In part as a result of the 2016 GAO report, the 2017 National Defense Authorization Act legislated “Improved Department of Defense Prevention of and Response to Hazing in the Armed Forces.” Section 549 of the Act requires the establishment of a database on hazing incidents, improved training on hazing, and annual reports to Congress. The measure’s training and annual reports are intended to encourage reporting of hazing incidents, including anonymous reporting, although methods of anonymous reporting are not described. It remains to be seen whether these provisions will improve implementation of overall policy. Intervention by advocates and attorneys may well provide more impetus for commands to follow the rules.

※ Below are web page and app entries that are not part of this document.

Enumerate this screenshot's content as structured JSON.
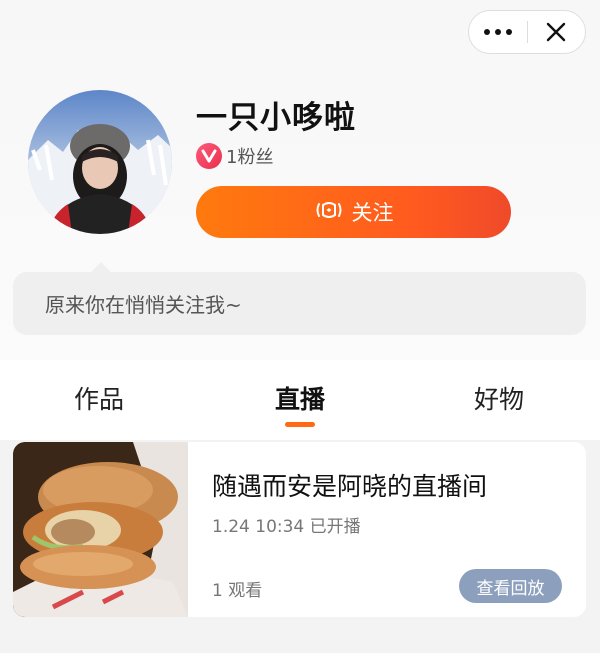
{
  "profile": {
    "name": "一只小哆啦",
    "fans": "1粉丝",
    "follow_label": "关注",
    "greeting": "原来你在悄悄关注我~"
  },
  "tabs": [
    {
      "label": "作品",
      "active": false
    },
    {
      "label": "直播",
      "active": true
    },
    {
      "label": "好物",
      "active": false
    }
  ],
  "live_card": {
    "title": "随遇而安是阿晓的直播间",
    "time": "1.24 10:34 已开播",
    "views": "1 观看",
    "replay_label": "查看回放"
  },
  "colors": {
    "accent": "#ff6a13",
    "follow_gradient_start": "#ff7a0e",
    "follow_gradient_end": "#ef4a2a",
    "replay_button": "#8ca0bd",
    "badge": "#e8304f"
  },
  "icons": {
    "more": "more-dots-icon",
    "close": "close-icon",
    "badge": "v-badge-icon",
    "live": "live-signal-icon"
  }
}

Kathleen Gilberd is a legal worker in San Diego, California, working in the areas of discharge review and military administrative law. She is the executive director of the MLTF.

  1. http://armypubs.army.mil/epubs/DR_pubs/DR_a/pdf/web/r600_20.pdf
  2. https://doni.daps.dla.mil/Directives/01000%20Military%20Personnel%20Support/01-600%20Performance%20and%20Discipline%20Programs/1610.2A.pdf
  3. http://www.public.navy.mil/bupers-npc/reference/messages/Documents/NAVADMINS/NAV2013/NAV13034.txt
  4. http://www.marines.mil/Portals/59/Publications/MCO%201700.28B.pdf.
  5. http://static.e-publishing.af.mil/production/1/af_cc/publication/afi1-1/afi1-1.pdf
  6. Air Education and Training Command Instruction 36-2909, “Recruiting, Education, and Training Standards of Conduct
  7. https://nlgmltf.org/military-law-library/publications/article-138/